Until Gulley and his team, no one was doing scientific research inside glaciers. Most hydrological research had been done via numerical models and proxy techniques like ground-penetrating radar or dye tracing. But in Alaska, and later Svalbard and Greenland, Gulley changed all that — rappelling into crevasses and setting up instruments to monitor melt water and to map glacier caves and flow paths. Traditional theory predicted that differences in ice thickness and slope primarily governed how much water pressure would occur at the base of glaciers, and thus be the key factors in determining glacier sliding speed. Gulley’s direct observations, however, showed that the presence of moulins (naturally occurring tunnels that bring melt water from the surface to the base) play a more important role than ice thickness and slope in subglacial recharge.
We cannot accurately predict sea level rise until we better understand the processes that are happening at the base of the glaciers — where the water is coming from that lubricates the interface between the ice and underlying rock and other factors that may speed or slow their movement. When scientists initially discovered that moulins were moving water to the base of the glacier, they predicted a runaway effect of acceleration: As the climate warmed, there’d be more melt water, and with more melt water delivered to the base, the glaciers would move faster.

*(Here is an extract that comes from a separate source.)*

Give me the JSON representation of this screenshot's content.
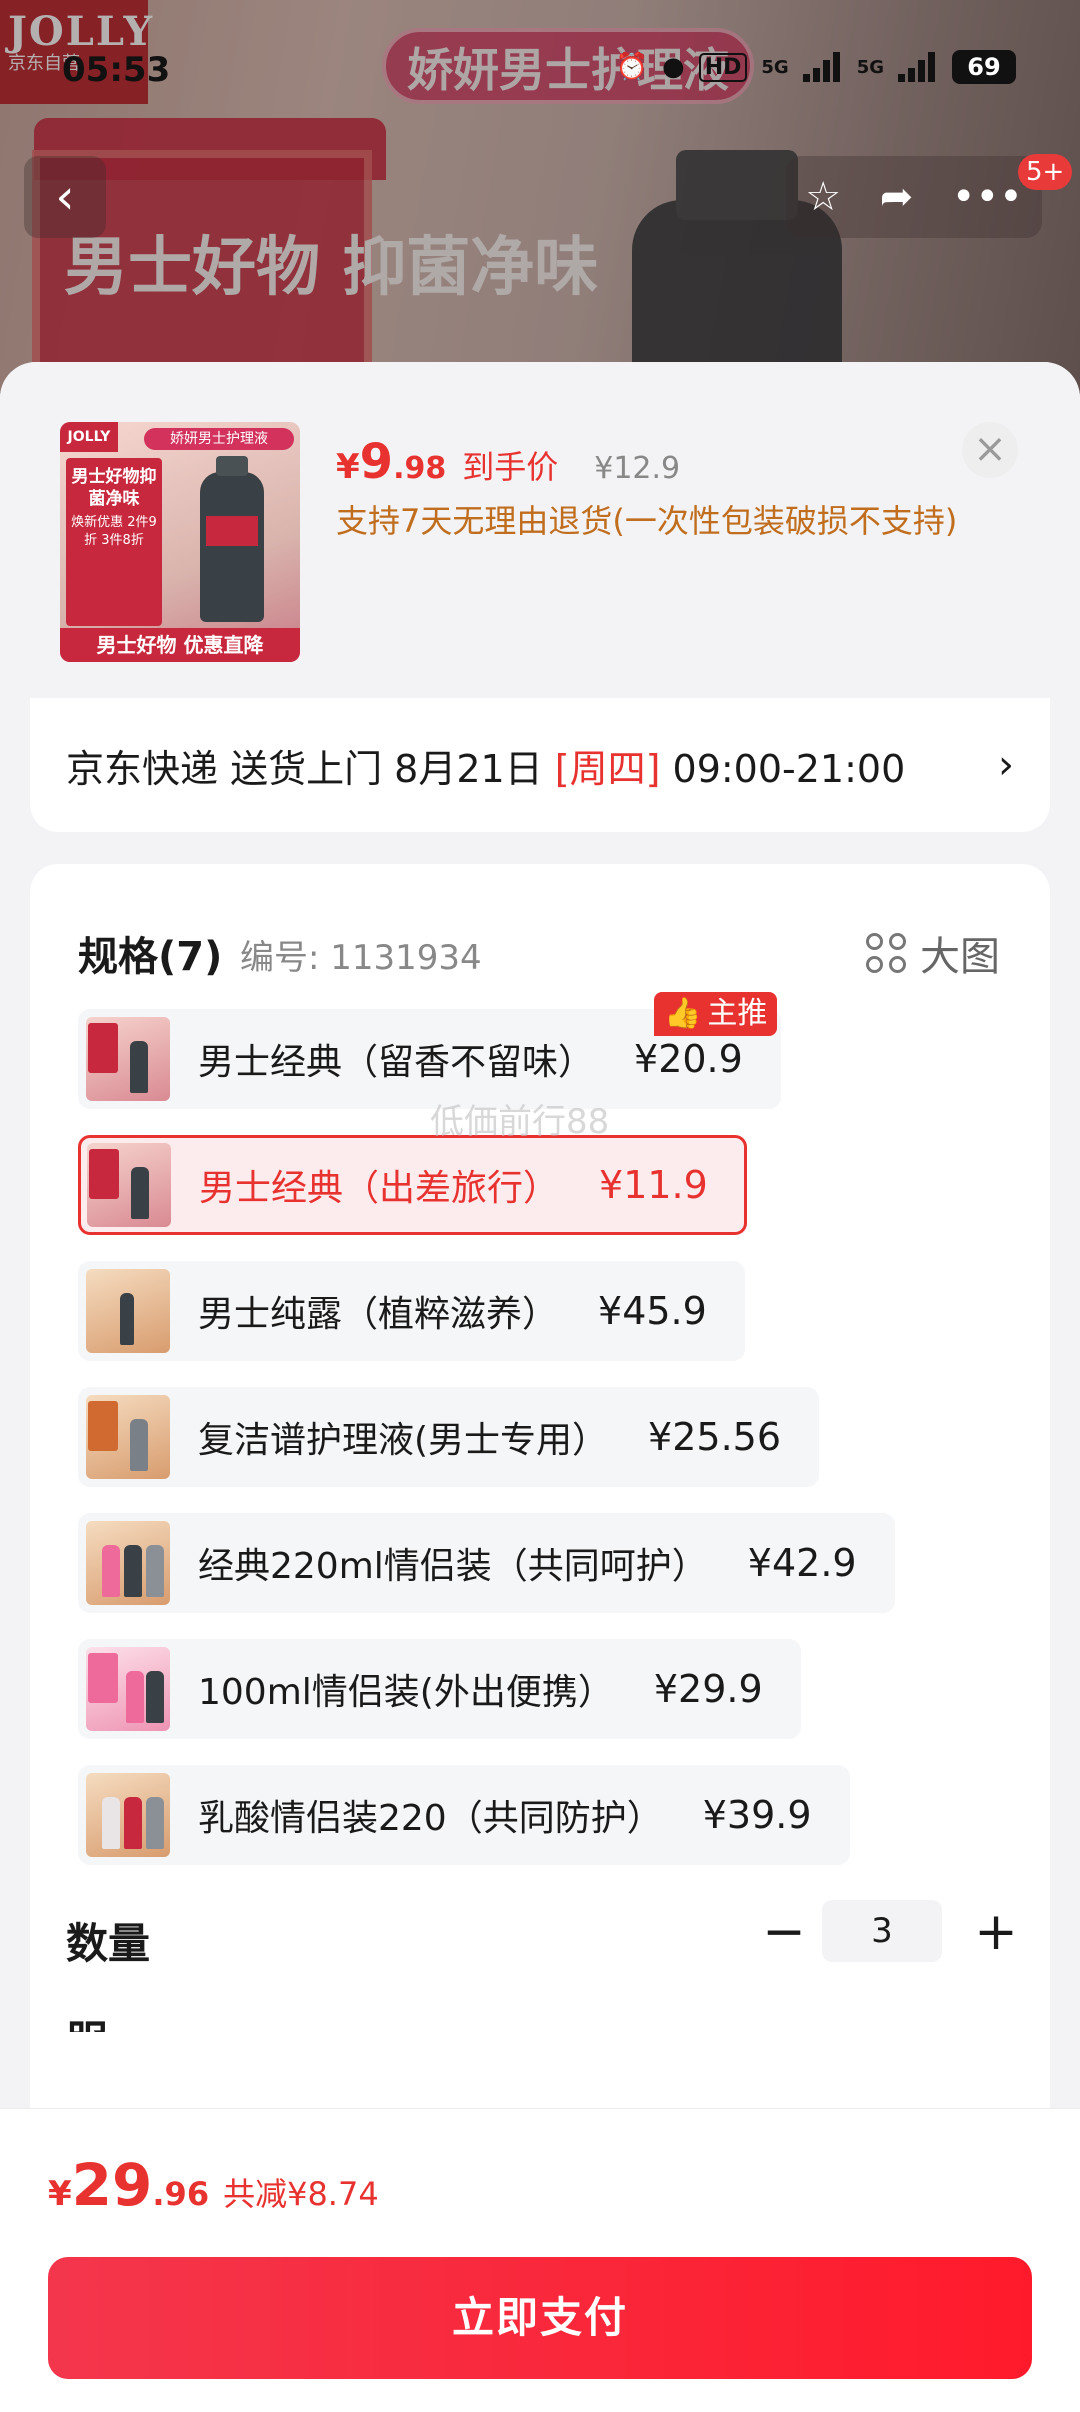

But instead, as Gulley said, “There are other factors at work, a kind of threshold. You get some acceleration, but as the drainage system evolves and becomes more efficient, the lubrication effect decreases, because you are able to flush most of the melt water away from the base of the glacier, so it slows down. But we don’t really understand how that process works right now. We are pretty sure we won’t have this massive runaway, but still don’t know exactly what will happen because we don’t understand the basic physics.”
Whether it’s diving into the dark underground pools in Mexico’s Yucatan Peninsula or rappelling into the blindingly bright ice caves in the Arctic Circle, Gulley is helping us understand the basic physics of environmental systems in a way no armchair academic can, and is unlocking a bit of the mystery with each expedition.
More at www.mtu.edu.